It is all the more important to identify and specifically treat the individual triggers. Only in this way can we keep our eyes healthy in the long term and prevent complaints. How to best proceed and what treatment options are available, I will reveal in the next section.

Treatment Options for Dry Eyes

If you suffer from dry eyes, there are various ways to alleviate the symptoms and improve eye health.

Artificial Tears and Moisturizing Gels

A basic option is artificial tear fluids and moisturizing gels, which you can obtain as over-the-counter products at the pharmacy. They replace the missing tear fluid and ensure better wetting of the eye surface.

a collection of eye drops

However, such products can also contain preservatives that additionally irritate the eyes in the long run. Preservative-free products in single-dose containers or other preservative-free alternatives are better. When applying, be sure to observe good hygiene and avoid contact of the dropper tip with the eye to prevent contamination.

Changes in Lifestyle Habits

At least as important are changes in your lifestyle habits. Especially when working at a screen, you should take regular breaks and blink consciously to relieve your eyes. The 20-20-20 rule can help you with this: Every 20 minutes, look at a point at least 20 feet (about 6 meters) away for 20 seconds. This relaxes the eye muscles and gives the tear fluid time to spread evenly.

A humidifier can also help keep eyes moist – especially in winter when heating air dries out the mucous membranes. Also, make sure you have a sufficient distance from the computer monitor (at least 50 cm), glare-free lighting and an ergonomic sitting position. All of this relieves your eyes and prevents symptoms of digital eye strain.

Treatment of LPR

If you continue to suffer from dry eyes despite these measures and perhaps even have symptoms of LPR, it is advisable to specifically address the cause. I go into more detail on this topic in my guide to treating silent reflux (LPR).

Blinkr: An Innovative Blink Reminder App to Prevent Digital Vision Syndrome

As you have already learned, excessive screen work is one of the main risk factors for dry eyes. When we stare at a monitor for a long time, we often forget to blink, which dries out the eye surface. However, in many occupations or hobbies, it’s impossible to avoid computer screens. The medical term for the resulting symptoms, like dry eyes and eye strain, is computer vision syndrome.

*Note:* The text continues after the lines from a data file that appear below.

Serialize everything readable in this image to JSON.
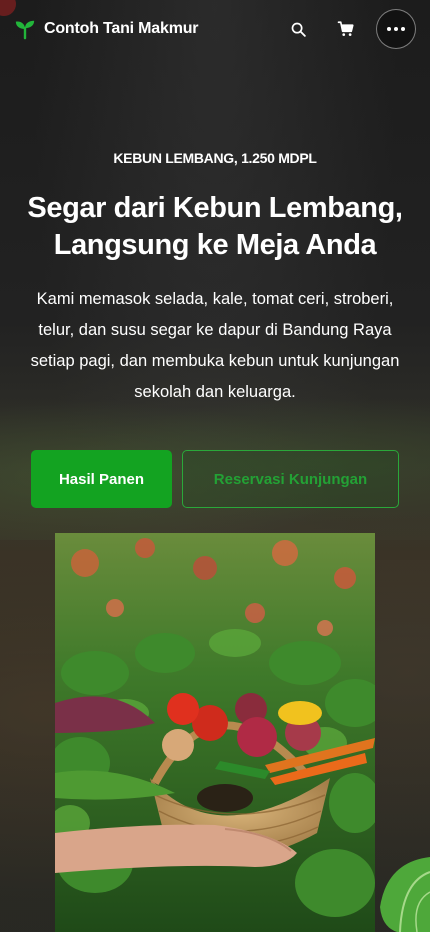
{
  "header": {
    "brand_name": "Contoh Tani Makmur",
    "brand_icon": "sprout-icon",
    "actions": {
      "search_icon": "search-icon",
      "cart_icon": "cart-icon",
      "more_icon": "more-horizontal-icon"
    }
  },
  "hero": {
    "eyebrow": "KEBUN LEMBANG, 1.250 MDPL",
    "title_line1": "Segar dari Kebun Lembang,",
    "title_line2": "Langsung ke Meja Anda",
    "subtitle": "Kami memasok selada, kale, tomat ceri, stroberi, telur, dan susu segar ke dapur di Bandung Raya setiap pagi, dan membuka kebun untuk kunjungan sekolah dan keluarga.",
    "primary_cta": "Hasil Panen",
    "secondary_cta": "Reservasi Kunjungan"
  },
  "colors": {
    "accent": "#13a321",
    "background": "#1f211d",
    "text": "#ffffff"
  }
}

Fortunately, there is now a clever solution to the digital eye strain part of dry eyes: Blinkr, an AI-powered blink reminder app.

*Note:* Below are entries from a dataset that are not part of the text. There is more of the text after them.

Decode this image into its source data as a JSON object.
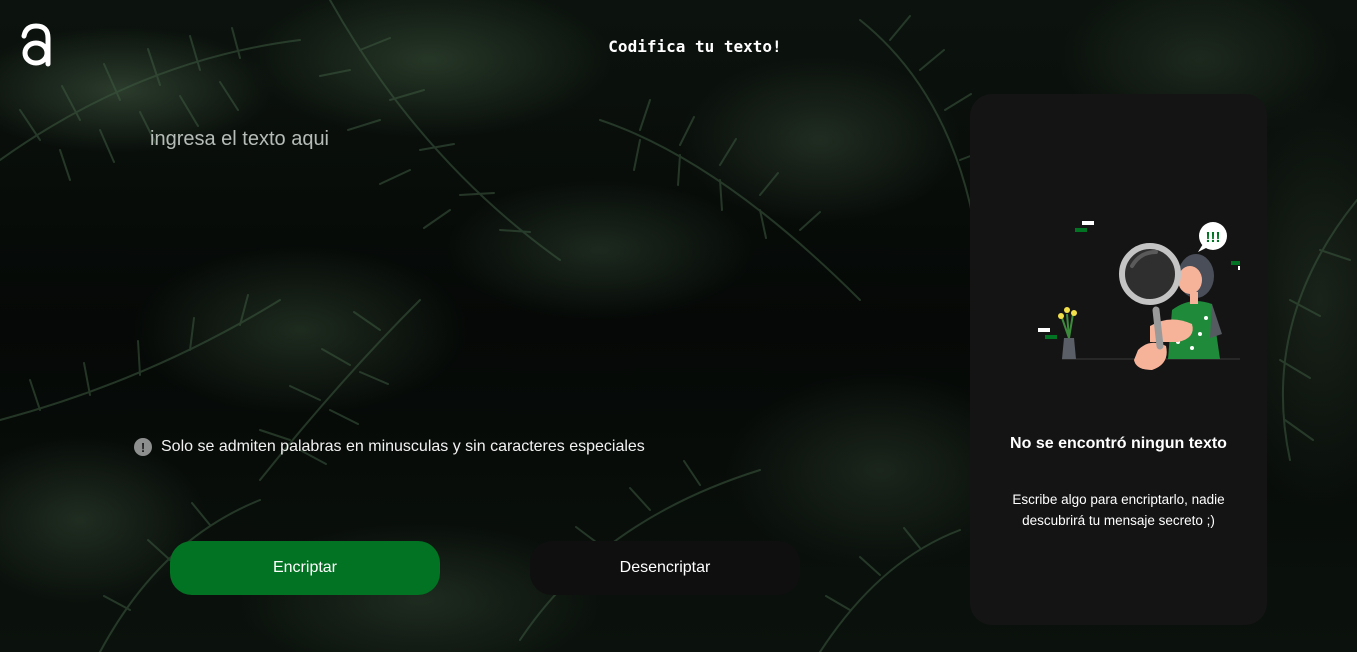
{
  "header": {
    "logo_icon": "alura-a-logo-icon",
    "title": "Codifica tu texto!"
  },
  "input": {
    "placeholder": "ingresa el texto aqui",
    "value": ""
  },
  "hint": {
    "icon": "exclamation-circle-icon",
    "text": "Solo se admiten palabras en minusculas y sin caracteres especiales"
  },
  "buttons": {
    "encrypt_label": "Encriptar",
    "decrypt_label": "Desencriptar"
  },
  "output": {
    "illustration": "woman-with-magnifying-glass-illustration",
    "empty_title": "No se encontró ningun texto",
    "empty_description": "Escribe algo para encriptarlo, nadie descubrirá tu mensaje secreto ;)"
  },
  "colors": {
    "primary": "#027322",
    "secondary_button": "#0f0f0f",
    "panel": "#141414",
    "text": "#ffffff"
  }
}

What is Blinkr, and How Does it Work?

Blinkr is an innovative blink reminder that monitors your blinking frequency during computer screen work. The software uses your computer’s webcam and recognizes when you blink – and when you don’t – using a proprietary AI algorithm.

If Blinkr detects that you haven’t blinked for a while, a gentle reminder appears on your computer screen. This disappears automatically as soon as you blink again. This way you are regularly reminded to blink without being pulled out of your concentration.

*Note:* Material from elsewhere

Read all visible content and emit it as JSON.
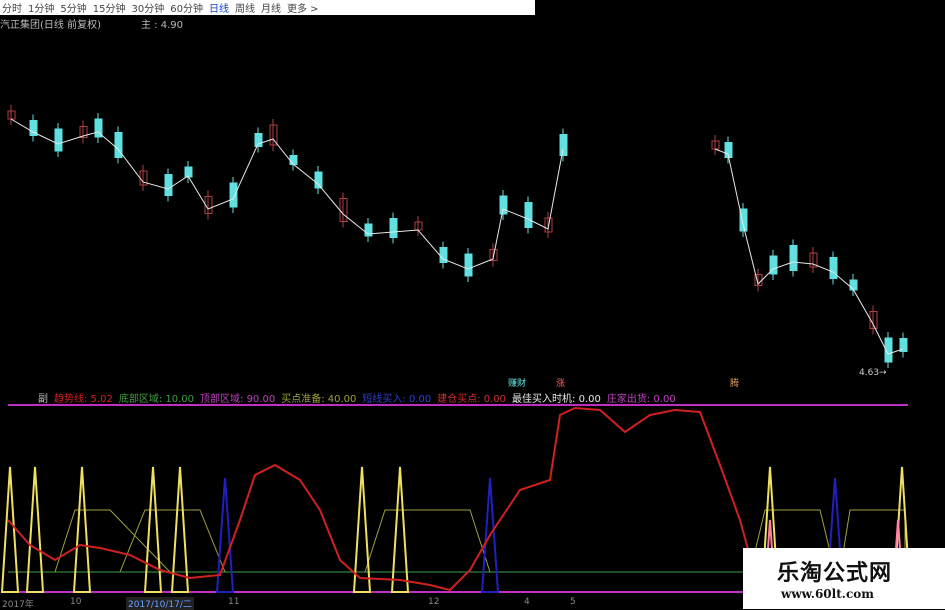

Over time, your brain gets used to blinking more often – even without the reminders. In a sense, you train your blink reflexes and do your eyes some good.

The Benefits of Using a Blink Reminder

Regular use of Blinkr offers many benefits for your eye health:

  • Reduction of digital eye strain and dry eyes during prolonged computer use
  • Promotion of healthy blinking habits
  • Improvement of overall eye comfort during long work or gaming sessions
  • Easy to use in the background without distracting you

Blinkr keeps an eye on your eyes so you can focus on what’s important – whether it’s work or your favorite game.

a blink reminder notification
The blink reminder you will see when you forget to blink

How to Use Blinkr

Using Blinkr is simple:

  1. Download the Blinkr app and install it on your computer.
  2. Make sure your webcam is connected and ready to use.
  3. Launch the app and adjust your camera so that your face is clearly visible.
  4. Let Blinkr run in the background while you work or play on the computer.
  5. The app reminds you to blink when you forget to for a while.

That’s all you need to do! Blinkr works unobtrusively in the background and protects your eyes without interrupting you.

You can download Blinkr here.